  4. Sarah Geronimo and Matteo Giudicelli sing ‘All of Me’–and we all swoon
  5. 90 percent of Filipino households don’t practice proper toilet hygiene, sanitation
  6. Why is the lifestyle set now afraid to wear jewelry–before Kim Henares?
  7. ‘Labahita a la bacalao’
  8. This is not just a farm
  9. 12 other things you can do at Pico de Loro Cove
  10. Marcos grandson to wed beautiful Rocha scion
  1. Mary Jean Lastimosa is new Miss Universe Philippines
  2. Did Angara ruin Pia Wurtzbach’s chances at Bb. Pilipinas?
  3. How Zsa Zsa Padilla found Conrad Onglao; Sharon Cuneta played Cupid
  4. Dominique–Gretchen and Tonyboy Cojuangco’s daughter–now an endorser
  5. Manila in shock over model Helena Belmonte’s death
  6. Vinegar test helpful vs cervical cancer
  7. From Jeannie to mom of suicide victim
  8. San Vicente beaches hidden but not for long
  9. Borgy and Georgina are back; others are off–again
  10. Why is the lifestyle set now afraid to wear jewelry–before Kim Henares?


  • DPWH to push for total rehabilitation of fire-damaged Quezon Bridge
  • Fires hit Manila’s Port Area, Malabon
  • Palace denies convincing Gigi Reyes to return home
  • Car hits packed US church, injuring about 20
  • LPA enters PH, to bring rains and thunderstorms
  • Sports

  • Reigning champs Miami open playoffs with win
  • Spurs subdue Mavericks in playoff opener
  • Wawrinka beats Federer to win Monte Carlo Masters
  • Ageless Hopkins pitches 50-50 Mayweather deal
  • Goodbye MGM, Las Vegas for Pacquiao?
  • Lifestyle

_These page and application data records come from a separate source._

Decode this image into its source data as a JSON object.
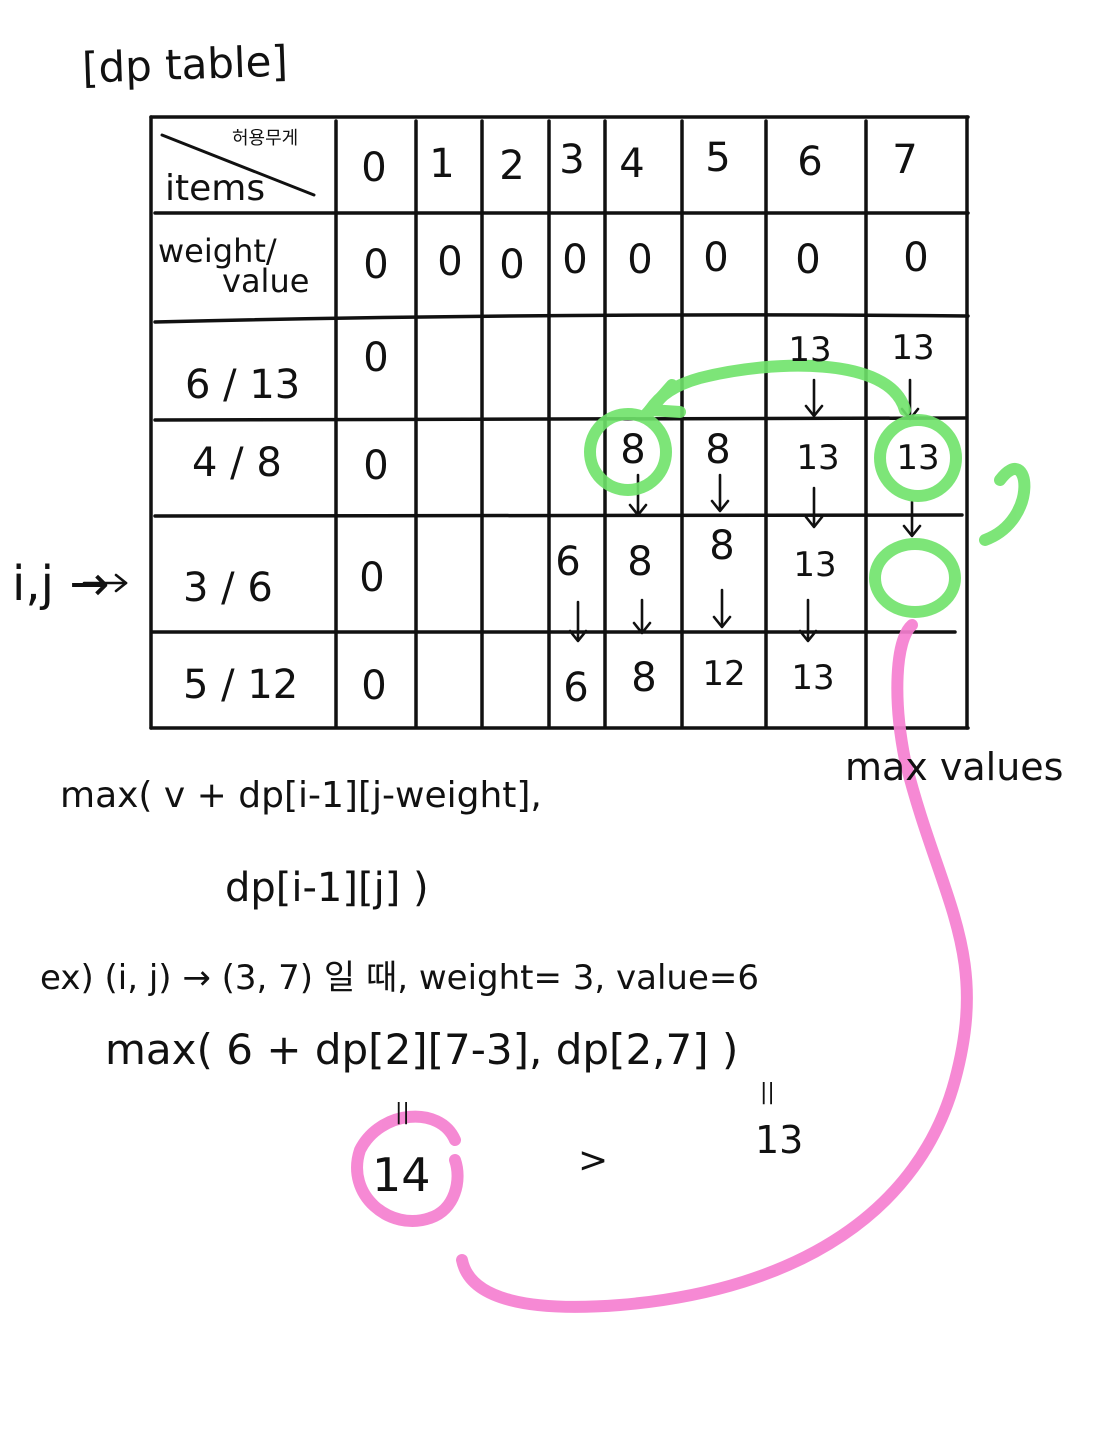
{
  "title": "[dp table]",
  "header": {
    "corner_top": "허용무게",
    "corner_bottom": "items",
    "capacities": [
      "0",
      "1",
      "2",
      "3",
      "4",
      "5",
      "6",
      "7"
    ]
  },
  "init_row": {
    "label_line1": "weight/",
    "label_line2": "value",
    "values": [
      "0",
      "0",
      "0",
      "0",
      "0",
      "0",
      "0",
      "0"
    ]
  },
  "rows": [
    {
      "label": "6 / 13",
      "cells": [
        "0",
        "",
        "",
        "",
        "",
        "",
        "13",
        "13"
      ]
    },
    {
      "label": "4 / 8",
      "cells": [
        "0",
        "",
        "",
        "",
        "8",
        "8",
        "13",
        "13"
      ]
    },
    {
      "label": "3 / 6",
      "cells": [
        "0",
        "",
        "",
        "6",
        "8",
        "8",
        "13",
        ""
      ]
    },
    {
      "label": "5 / 12",
      "cells": [
        "0",
        "",
        "",
        "6",
        "8",
        "12",
        "13",
        ""
      ]
    }
  ],
  "pointer_label": "i,j →",
  "max_values_label": "max values",
  "formula_line1": "max( v + dp[i-1][j-weight],",
  "formula_line2": "dp[i-1][j] )",
  "example_line1": "ex) (i, j) → (3, 7) 일 때, weight= 3, value=6",
  "example_line2": "max( 6 + dp[2][7-3], dp[2,7] )",
  "result_left_eq": "||",
  "result_left": "14",
  "comparison": ">",
  "result_right_eq": "||",
  "result_right": "13",
  "colors": {
    "green": "#6fe36a",
    "pink": "#f57fd0",
    "ink": "#111111"
  }
}
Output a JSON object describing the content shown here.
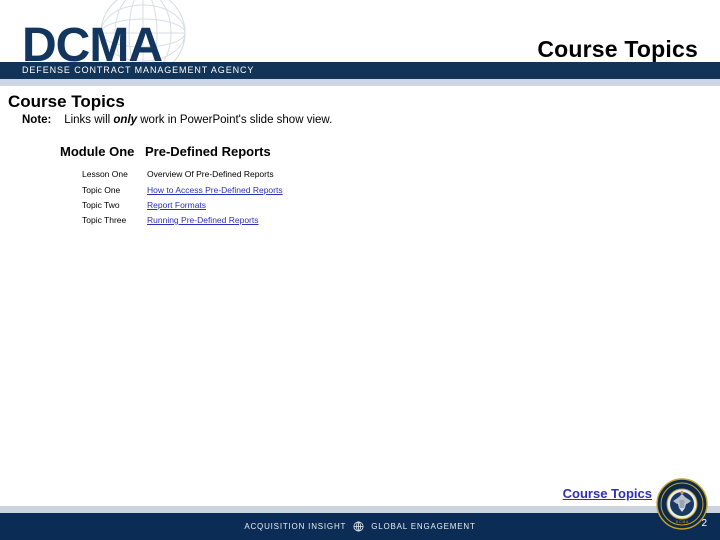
{
  "header": {
    "logo_text": "DCMA",
    "logo_icon": "globe-wireframe-icon",
    "agency_bar_text": "DEFENSE CONTRACT MANAGEMENT AGENCY",
    "title": "Course Topics"
  },
  "content": {
    "slide_title": "Course Topics",
    "note": {
      "label": "Note:",
      "text_before": "Links will ",
      "emphasis": "only",
      "text_after": " work in PowerPoint's slide show view."
    },
    "module": {
      "label": "Module One",
      "value": "Pre-Defined Reports"
    },
    "lesson": {
      "label": "Lesson One",
      "value": "Overview Of Pre-Defined Reports"
    },
    "topics": [
      {
        "label": "Topic One",
        "link": "How to Access Pre-Defined Reports"
      },
      {
        "label": "Topic Two",
        "link": "Report Formats"
      },
      {
        "label": "Topic Three",
        "link": "Running Pre-Defined Reports"
      }
    ]
  },
  "footer": {
    "link": "Course Topics",
    "tagline_left": "ACQUISITION INSIGHT",
    "tagline_icon": "globe-icon",
    "tagline_right": "GLOBAL ENGAGEMENT",
    "seal_icon": "dcma-seal-icon",
    "page_number": "2"
  },
  "colors": {
    "navy": "#123458",
    "footer_navy": "#0a2c55",
    "link_blue": "#2b30b5",
    "strip_gray": "#ccd4e0",
    "logo_navy": "#12365e"
  }
}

  • Miss America: Don’t suspend teen over prom invite
  • Transitions and resurrection in the performing arts
  • ‘Archaeology tour’ of Cebu’s heritage of faith
  • Historic Fort Bonifacio tunnel converted into a septic tank
  • ‘Imports’ from London, and play of the year
  • Entertainment

  • Discovery network cancels Everest jump
  • ‘Captain America’ stays strong atop US box office
  • Easter musings
  • Solenn in shorts
  • Unmerry mix of attention-calling moves on ‘Mini-Me’ TV tilts
  • Business

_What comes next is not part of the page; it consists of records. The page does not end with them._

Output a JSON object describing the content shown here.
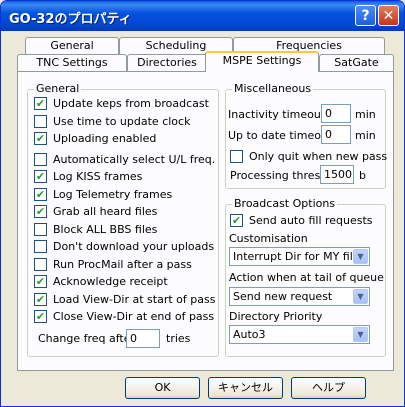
{
  "window": {
    "title": "GO-32のプロパティ"
  },
  "titlebar_buttons": {
    "help": "?",
    "close": "✕"
  },
  "tabs_row1": [
    "General",
    "Scheduling",
    "Frequencies"
  ],
  "tabs_row2": [
    "TNC Settings",
    "Directories",
    "MSPE Settings",
    "SatGate"
  ],
  "active_tab": "MSPE Settings",
  "general": {
    "title": "General",
    "checkboxes": [
      {
        "label": "Update keps from broadcast",
        "checked": true
      },
      {
        "label": "Use time to update clock",
        "checked": false
      },
      {
        "label": "Uploading enabled",
        "checked": true
      },
      {
        "label": "Automatically select U/L freq.",
        "checked": false
      },
      {
        "label": "Log KISS frames",
        "checked": true
      },
      {
        "label": "Log Telemetry frames",
        "checked": true
      },
      {
        "label": "Grab all heard files",
        "checked": true
      },
      {
        "label": "Block ALL BBS files",
        "checked": false
      },
      {
        "label": "Don't download your uploads",
        "checked": false
      },
      {
        "label": "Run ProcMail after a pass",
        "checked": false
      },
      {
        "label": "Acknowledge receipt",
        "checked": true
      },
      {
        "label": "Load View-Dir at start of pass",
        "checked": true
      },
      {
        "label": "Close View-Dir at end of pass",
        "checked": true
      }
    ],
    "change_freq_label": "Change freq after",
    "change_freq_value": "0",
    "tries_label": "tries"
  },
  "misc": {
    "title": "Miscellaneous",
    "inactivity_label": "Inactivity timeout",
    "inactivity_value": "0",
    "inactivity_unit": "min",
    "uptodate_label": "Up to date timeout",
    "uptodate_value": "0",
    "uptodate_unit": "min",
    "only_quit_label": "Only quit when new pass",
    "only_quit_checked": false,
    "processing_label": "Processing thresh",
    "processing_value": "1500",
    "processing_unit": "b"
  },
  "broadcast": {
    "title": "Broadcast Options",
    "send_auto_label": "Send auto fill requests",
    "send_auto_checked": true,
    "customisation_label": "Customisation",
    "customisation_value": "Interrupt Dir for MY files",
    "tail_label": "Action when at tail of queue",
    "tail_value": "Send new request",
    "priority_label": "Directory Priority",
    "priority_value": "Auto3"
  },
  "buttons": {
    "ok": "OK",
    "cancel": "キャンセル",
    "help": "ヘルプ"
  }
}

  • Oil prices down in quiet Asian trade
  • Asian shares mixed in holiday-thinned trade
  • BDO seen keen on bidding for Cocobank
  • Bataan freeport investment pledges up 1,302%
  • Golden Week
  • Technology

  • PH has slowest internet in Southeast Asia
  • Nintendo’s trailblazing Game Boy marks 25th anniversary
  • Nasa’s moon-orbiting robot crashes down
  • Netizens pay respects to Gabriel Garcia Marquez
  • Nokia recalls 30,000 chargers for Lumia 2520 tablet
  • Opinion

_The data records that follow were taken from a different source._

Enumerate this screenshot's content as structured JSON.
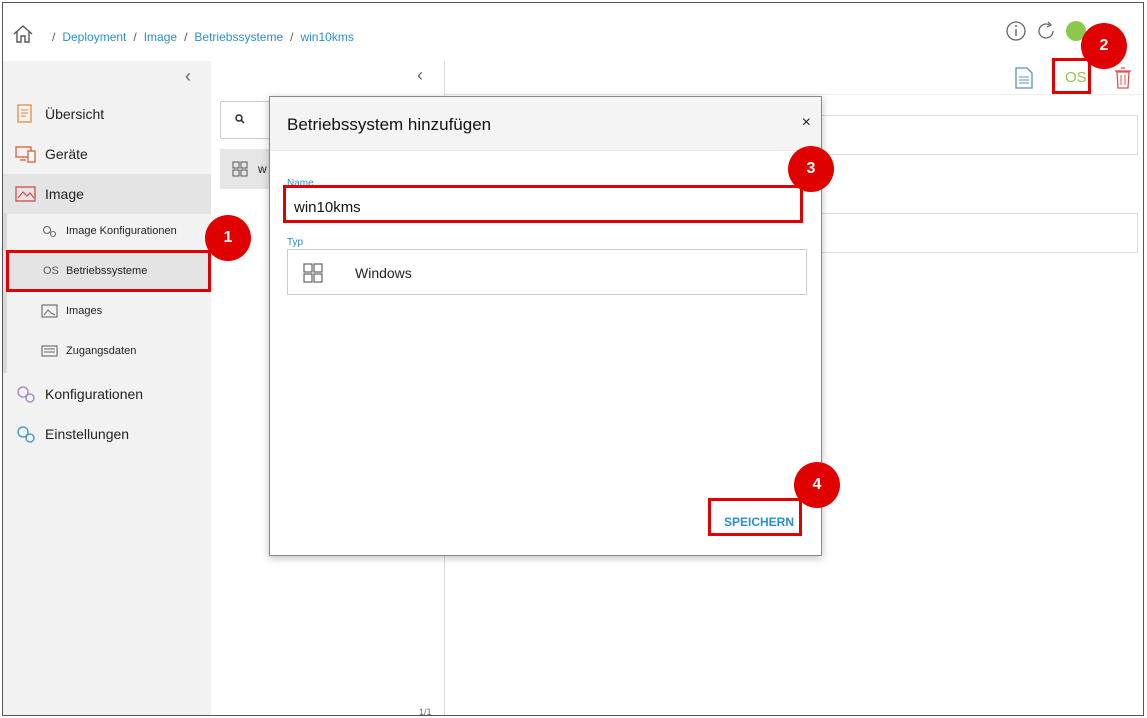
{
  "breadcrumb": {
    "items": [
      "Deployment",
      "Image",
      "Betriebssysteme",
      "win10kms"
    ]
  },
  "sidebar": {
    "items": [
      {
        "label": "Übersicht",
        "icon": "overview-icon"
      },
      {
        "label": "Geräte",
        "icon": "devices-icon"
      },
      {
        "label": "Image",
        "icon": "image-icon"
      },
      {
        "label": "Konfigurationen",
        "icon": "configurations-icon"
      },
      {
        "label": "Einstellungen",
        "icon": "settings-icon"
      }
    ],
    "subitems": [
      {
        "label": "Image Konfigurationen",
        "icon": "gears-icon"
      },
      {
        "label": "Betriebssysteme",
        "icon_text": "OS"
      },
      {
        "label": "Images",
        "icon": "images-icon"
      },
      {
        "label": "Zugangsdaten",
        "icon": "credentials-icon"
      }
    ]
  },
  "list": {
    "row_text": "w",
    "pager": "1/1"
  },
  "toolbar": {
    "os_label": "OS"
  },
  "modal": {
    "title": "Betriebssystem hinzufügen",
    "close": "×",
    "name_label": "Name",
    "name_value": "win10kms",
    "type_label": "Typ",
    "type_value": "Windows",
    "save_label": "SPEICHERN"
  },
  "annotations": {
    "badge1": "1",
    "badge2": "2",
    "badge3": "3",
    "badge4": "4"
  },
  "colors": {
    "accent": "#2a8fd0",
    "highlight": "#e00000",
    "os_green": "#8cc84b"
  }
}
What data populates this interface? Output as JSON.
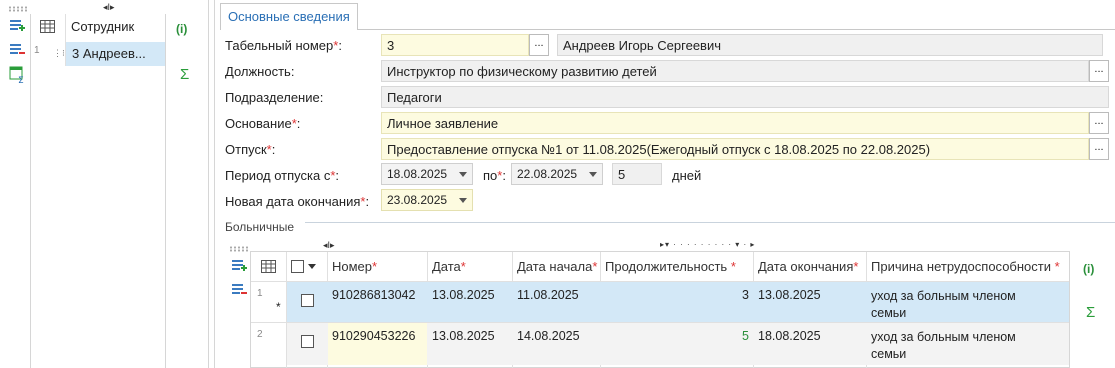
{
  "left_panel": {
    "header": "Сотрудник",
    "row": {
      "num": "1",
      "text": "3  Андреев..."
    }
  },
  "tab": "Основные сведения",
  "form": {
    "tabel_label": "Табельный номер",
    "tabel_value": "3",
    "fio_value": "Андреев Игорь Сергеевич",
    "dolzh_label": "Должность:",
    "dolzh_value": "Инструктор по физическому развитию детей",
    "podr_label": "Подразделение:",
    "podr_value": "Педагоги",
    "osn_label": "Основание",
    "osn_value": "Личное заявление",
    "otpusk_label": "Отпуск",
    "otpusk_value": "Предоставление отпуска №1 от 11.08.2025(Ежегодный отпуск с 18.08.2025 по 22.08.2025)",
    "period_label": "Период отпуска с",
    "period_from": "18.08.2025",
    "po_label": "по",
    "period_to": "22.08.2025",
    "days_value": "5",
    "days_label": "дней",
    "new_end_label": "Новая дата окончания",
    "new_end_value": "23.08.2025",
    "colon": ":",
    "req_mark": "*",
    "ellipsis": "..."
  },
  "sick": {
    "section_label": "Больничные",
    "columns": [
      "Номер",
      "Дата",
      "Дата начала",
      "Продолжительность",
      "Дата окончания",
      "Причина нетрудоспособности"
    ],
    "rows": [
      {
        "idx": "1",
        "marker": "*",
        "number": "910286813042",
        "date": "13.08.2025",
        "start": "11.08.2025",
        "duration": "3",
        "end": "13.08.2025",
        "reason1": "уход за больным членом",
        "reason2": "семьи"
      },
      {
        "idx": "2",
        "marker": "",
        "number": "910290453226",
        "date": "13.08.2025",
        "start": "14.08.2025",
        "duration": "5",
        "end": "18.08.2025",
        "reason1": "уход за больным членом",
        "reason2": "семьи"
      }
    ]
  },
  "icons": {
    "info": "(i)",
    "sum": "Σ"
  },
  "colors": {
    "accent": "#2a6fb5",
    "selected_row": "#d3e8f7",
    "required": "#d33",
    "highlight": "#fdfbe0"
  }
}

  • Gigi’s home
  • Palace stonewalls on MRT inquiry
  • Couple of things too
  • There is plenty of water behind Wawa Dam
  • Triduum thoughts of a young boy
  • Global Nation

  • Obama on mission to quiet Asia skeptics
  • Search for Etihad passengers launched
  • Japan presents $57-B ‘dream plan’ to solve Metro congestion
  • Tim Tebow’s charity hospital in Davao seen to open in 7 months
  • OFW died of Mers-CoV in Saudi Arabia, says family